Workers will receive 3 copies of the W-2:
- For submitting with their tax return
- To keep in their records
- In case they need to provide it to their state tax authority
It’s a good idea to let employees know when they can expect their forms. If you’re distributing them electronically, you’ll want to make sure you tell employees that as well so they don’t miss their form.
Since employees may no longer work for you when you issue your W-2s, you’ll want to make sure you have an accurate mailing address on file for them. If you send an employee their W-2 and it gets returned to you, you should simply keep it in your records.
Form W-2 Penalties
To avoid potential penalties, it’s important to make sure you meet all the requirements for the Form W-2. The most common issues employers face when it comes to W-2s are submitting the forms late, failing to include all required information, or including incorrect information.
If you do any of these things and can’t show reasonable cause, you may face a penalty depending on when a correct form is eventually filed, which varies based on your size.

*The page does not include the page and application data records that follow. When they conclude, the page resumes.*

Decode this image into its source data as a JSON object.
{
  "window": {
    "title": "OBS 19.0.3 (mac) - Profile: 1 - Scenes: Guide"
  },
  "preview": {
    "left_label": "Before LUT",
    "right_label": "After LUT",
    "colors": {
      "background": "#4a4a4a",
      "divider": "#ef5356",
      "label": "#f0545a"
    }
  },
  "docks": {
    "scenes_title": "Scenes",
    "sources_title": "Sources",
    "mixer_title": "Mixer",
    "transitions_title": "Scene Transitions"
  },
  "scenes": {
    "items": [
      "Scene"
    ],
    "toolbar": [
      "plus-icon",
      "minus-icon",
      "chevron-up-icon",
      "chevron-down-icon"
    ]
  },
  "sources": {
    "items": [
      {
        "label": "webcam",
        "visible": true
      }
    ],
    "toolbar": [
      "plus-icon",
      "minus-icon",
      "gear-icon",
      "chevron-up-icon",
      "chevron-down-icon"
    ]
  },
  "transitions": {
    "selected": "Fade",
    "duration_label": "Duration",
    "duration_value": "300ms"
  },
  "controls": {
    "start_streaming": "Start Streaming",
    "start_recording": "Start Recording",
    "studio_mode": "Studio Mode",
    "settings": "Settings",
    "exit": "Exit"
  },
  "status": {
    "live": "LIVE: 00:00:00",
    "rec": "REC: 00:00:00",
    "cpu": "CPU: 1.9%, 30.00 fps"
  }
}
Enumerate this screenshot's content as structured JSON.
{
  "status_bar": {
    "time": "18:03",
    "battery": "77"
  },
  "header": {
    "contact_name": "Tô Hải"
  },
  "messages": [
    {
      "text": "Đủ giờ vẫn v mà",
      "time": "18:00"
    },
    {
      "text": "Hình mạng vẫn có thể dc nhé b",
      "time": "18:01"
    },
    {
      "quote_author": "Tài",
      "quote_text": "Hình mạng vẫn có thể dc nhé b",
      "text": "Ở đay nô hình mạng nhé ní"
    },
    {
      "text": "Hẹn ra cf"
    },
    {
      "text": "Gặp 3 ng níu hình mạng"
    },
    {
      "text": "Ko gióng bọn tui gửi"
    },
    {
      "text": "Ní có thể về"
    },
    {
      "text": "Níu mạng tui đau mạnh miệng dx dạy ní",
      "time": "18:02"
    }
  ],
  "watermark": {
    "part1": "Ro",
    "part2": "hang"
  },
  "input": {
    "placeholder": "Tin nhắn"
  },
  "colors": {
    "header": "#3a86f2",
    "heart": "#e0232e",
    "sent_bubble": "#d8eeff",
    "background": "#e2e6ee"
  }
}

- Small Businesses: If you’re a small business, meaning one with average gross receipts of $5 million or less over the past 3 years, you can be fined:
- $50 per form filed up to 30 days late, up to a maximum of $197,500
- $110 per form if you file them after 30 days but before August 1, up to a maximum of $565,500
- $280 per form for submissions made on or after August 1 or not at all, up to a maximum of $1,130,000
- Large Businesses: Companies with gross receipts over $5 million in the last 3 taxable years can face the following penalties:
- $50 per form filed up to 30 days late up to a maximum of $556,500
- $110 per form filed 31 days late through August 1, up to a maximum of $1,669,500
- $270 per form for those filed on or after August 1, or not at all, up to a maximum of $3,339,000
If you realize you’ve submitted a form with errors, you can file a corrected version. However, if your error relates only to an incorrect dollar amount that doesn’t differ from the accurate amount by more than $100, then you fall under a safe harbor exception and don’t need to file a corrected form or face a penalty.
How Can I Stay Compliant With W-2 Requirements?
With the risk of costly fines for late, incomplete or inaccurate W-2s, it’s important to make sure you meet all your employer responsibilities for these forms. Since there’s a lot to keep track of when it comes to Form W-2, you may want to consider using an online filing service or have a third party payroll provider handle the forms.
At Complete Payroll Solutions, we include W-2 preparation and filing with all of our payroll plans. To learn more about this automated reporting for no-hassle compliance, visit our payroll page.